Private equity research suggests that rising economic pressures will particularly affect low income consumers within the tobacco industry, with cigarette consumption to decrease and trade down to lower priced brands projected. Firms believe consumers will shift their tobacco purchases from multi-pack toward single-pack purchases, especially among discount smokers. Brand loyalty will also be prominent within the tobacco space, as research indicates that consumers were more likely to stick to their preferred brand regardless of price in the
tobacco category compared to other categories.

Beyond Costs to Boost Profitability in 2023

The unfortunate reality for CPG leaders? New year, same struggles. Many CPG companies surveyed in Deloitte’s 2023 Consumer Products Industry Outlook are still encountering workforce, supply chain, and inflation obstacles

While labor shortages have improved with more than four in 10 companies (42%) reporting higher-than-normal voluntary attrition, supply chain challenges persist. More than six in 10 (62%) CPG executives are expecting challenging supply chain issues in 2023, and more than half (52%) are shortening their supply chains to de-risk. Which, consequently, means that record-setting prices will persist, as 80% of CPG companies are planning further price increases over the year. 

Even though the high prices are bumping up revenue, 56% of executives expect sales growth to be an issue for this year, especially with consumers changing their spending habits in search of better value. Less than half (48%) of executives think they can get away with raising prices without materially affecting demand.That’s why changing customer behavior is a prioritization for 80% of the surveyed CPG companies, with 93% focusing on changing consumer demands. But it’s the profitable growth companies that are making the most effort to adopt solutions that help them better adapt. 

Compared to other CPG companies, Food Industry Executive believes that profitable growers are more likely to: 

  • Invest in direct-to-consumer channels (93% vs. 42%), technology to improve customer and employee engagement (86% vs. 50%), and personalization of the customer experience (86% vs. 54%). 
  • Take creative approaches to business transformation, such as pursuing vertical integration (68% vs. 32%) and investing in divestitures and portfolio optimization (66% vs. 44%), invest more in marketing and advertising (79% vs. 30%) and prioritize expanding by acquisition (48% vs. 21%).
  • Invest in ESG reporting (83% vs. 50%), prioritize increasing the company’s positive impact on society (76% vs. 50%), and invest in diversity, equity, and inclusion (75% vs. 47%).

How Can You Prepare For the Future?

Despite the pandemic coming to an end, consumer behavior continues to ever-evolve and shift amongst the economy weakening and inflation persisting.
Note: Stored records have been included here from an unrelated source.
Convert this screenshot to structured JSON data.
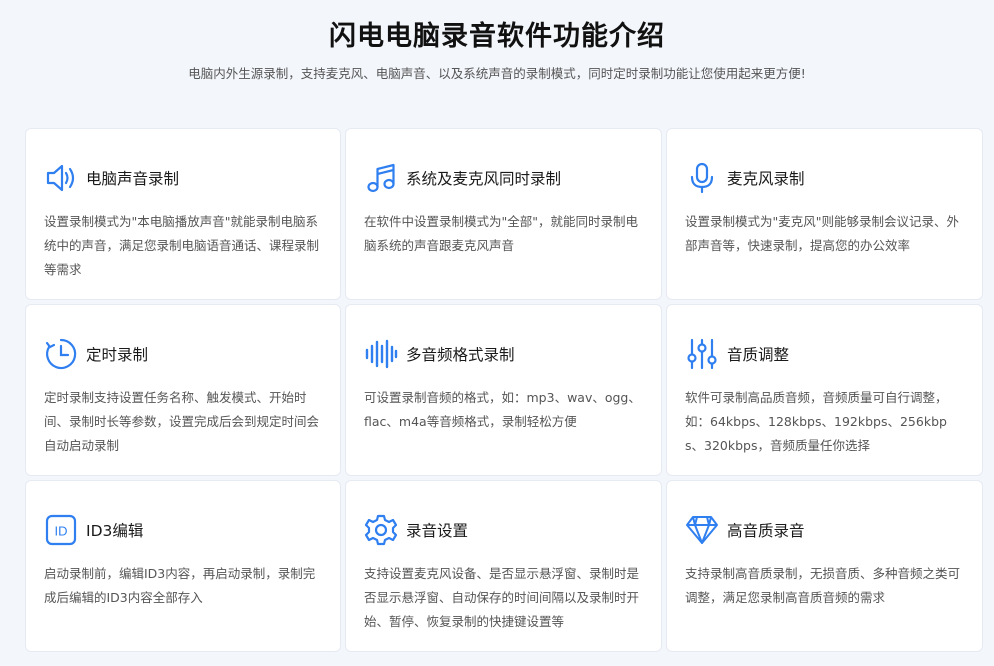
{
  "header": {
    "title": "闪电电脑录音软件功能介绍",
    "subtitle": "电脑内外生源录制，支持麦克风、电脑声音、以及系统声音的录制模式，同时定时录制功能让您使用起来更方便!"
  },
  "accent_color": "#2f7ff0",
  "features": [
    {
      "icon": "speaker-icon",
      "title": "电脑声音录制",
      "desc": "设置录制模式为\"本电脑播放声音\"就能录制电脑系统中的声音，满足您录制电脑语音通话、课程录制等需求"
    },
    {
      "icon": "music-note-icon",
      "title": "系统及麦克风同时录制",
      "desc": "在软件中设置录制模式为\"全部\"，就能同时录制电脑系统的声音跟麦克风声音"
    },
    {
      "icon": "microphone-icon",
      "title": "麦克风录制",
      "desc": "设置录制模式为\"麦克风\"则能够录制会议记录、外部声音等，快速录制，提高您的办公效率"
    },
    {
      "icon": "timer-icon",
      "title": "定时录制",
      "desc": "定时录制支持设置任务名称、触发模式、开始时间、录制时长等参数，设置完成后会到规定时间会自动启动录制"
    },
    {
      "icon": "waveform-icon",
      "title": "多音频格式录制",
      "desc": "可设置录制音频的格式，如：mp3、wav、ogg、flac、m4a等音频格式，录制轻松方便"
    },
    {
      "icon": "equalizer-icon",
      "title": "音质调整",
      "desc": "软件可录制高品质音频，音频质量可自行调整，如：64kbps、128kbps、192kbps、256kbps、320kbps，音频质量任你选择"
    },
    {
      "icon": "id3-icon",
      "icon_text": "ID",
      "title": "ID3编辑",
      "desc": "启动录制前，编辑ID3内容，再启动录制，录制完成后编辑的ID3内容全部存入"
    },
    {
      "icon": "gear-icon",
      "title": "录音设置",
      "desc": "支持设置麦克风设备、是否显示悬浮窗、录制时是否显示悬浮窗、自动保存的时间间隔以及录制时开始、暂停、恢复录制的快捷键设置等"
    },
    {
      "icon": "diamond-icon",
      "title": "高音质录音",
      "desc": "支持录制高音质录制，无损音质、多种音频之类可调整，满足您录制高音质音频的需求"
    }
  ]
}
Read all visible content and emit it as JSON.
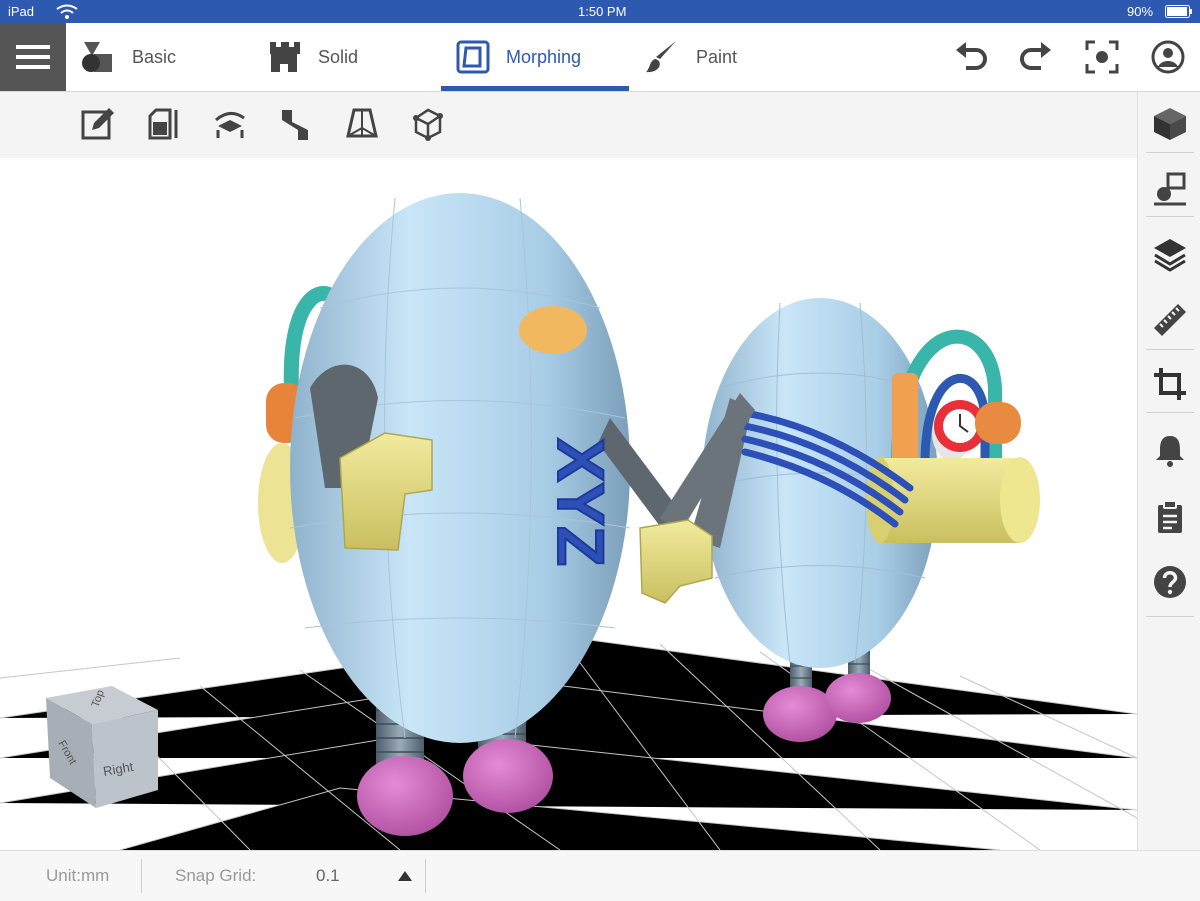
{
  "statusbar": {
    "device": "iPad",
    "time": "1:50 PM",
    "battery": "90%"
  },
  "tabs": [
    {
      "label": "Basic",
      "icon": "shapes-icon"
    },
    {
      "label": "Solid",
      "icon": "castle-icon"
    },
    {
      "label": "Morphing",
      "icon": "morph-square-icon"
    },
    {
      "label": "Paint",
      "icon": "paintbrush-icon"
    }
  ],
  "active_tab": "Morphing",
  "toolbar_right_icons": [
    "undo-icon",
    "redo-icon",
    "focus-icon",
    "account-icon"
  ],
  "morph_tools": [
    "edit-icon",
    "extrude-icon",
    "twist-icon",
    "bend-icon",
    "taper-icon",
    "lattice-icon"
  ],
  "sidebar_icons": [
    "cube-icon",
    "shape-import-icon",
    "layers-icon",
    "ruler-icon",
    "crop-icon",
    "bell-icon",
    "clipboard-icon",
    "help-icon"
  ],
  "view_cube": {
    "top": "Top",
    "front": "Front",
    "right": "Right"
  },
  "model_text": "XYZ",
  "bottombar": {
    "unit_label": "Unit:mm",
    "snap_label": "Snap Grid:",
    "snap_value": "0.1"
  },
  "colors": {
    "accent": "#2d5ab0",
    "body": "#b9dcf2",
    "feet": "#d36fc4",
    "hands": "#e9df8c"
  }
}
Investing in a market intelligence platform is potentially the most strategic thing you can do to prepare for the challenges of a volatile market. Not only can a platform help you track shifts in consumer preferences and behavior through access to premium content sources, it also allows you to observe the moves your competitors are making and evaluate market landscapes for potentially new opportunities.

If you’re looking for a leg up, upgrading your market intelligence research techniques is a top priority. With AlphaSense, we help users cut through the noise with our proprietary AI search technology. Premium features like Smart Synonyms and Sentiment Analysis allow you to take the lead in your respective industry and amplify your ability to conduct competitive and market landscape analyses – in less time and with less of a headache. Get our latest white paper, The Complete Guide to Conducting Competitive & Market Landscape Analyses, to learn more.

Tim Hafke
Tim Hafke
Content Marketing Specialist

Formerly a writer for publications and startups, Tim Hafke is a Content Marketing Specialist at AlphaSense. His prior experience includes developing content for healthcare companies serving marginalized communities.

Read all posts written by Tim Hafke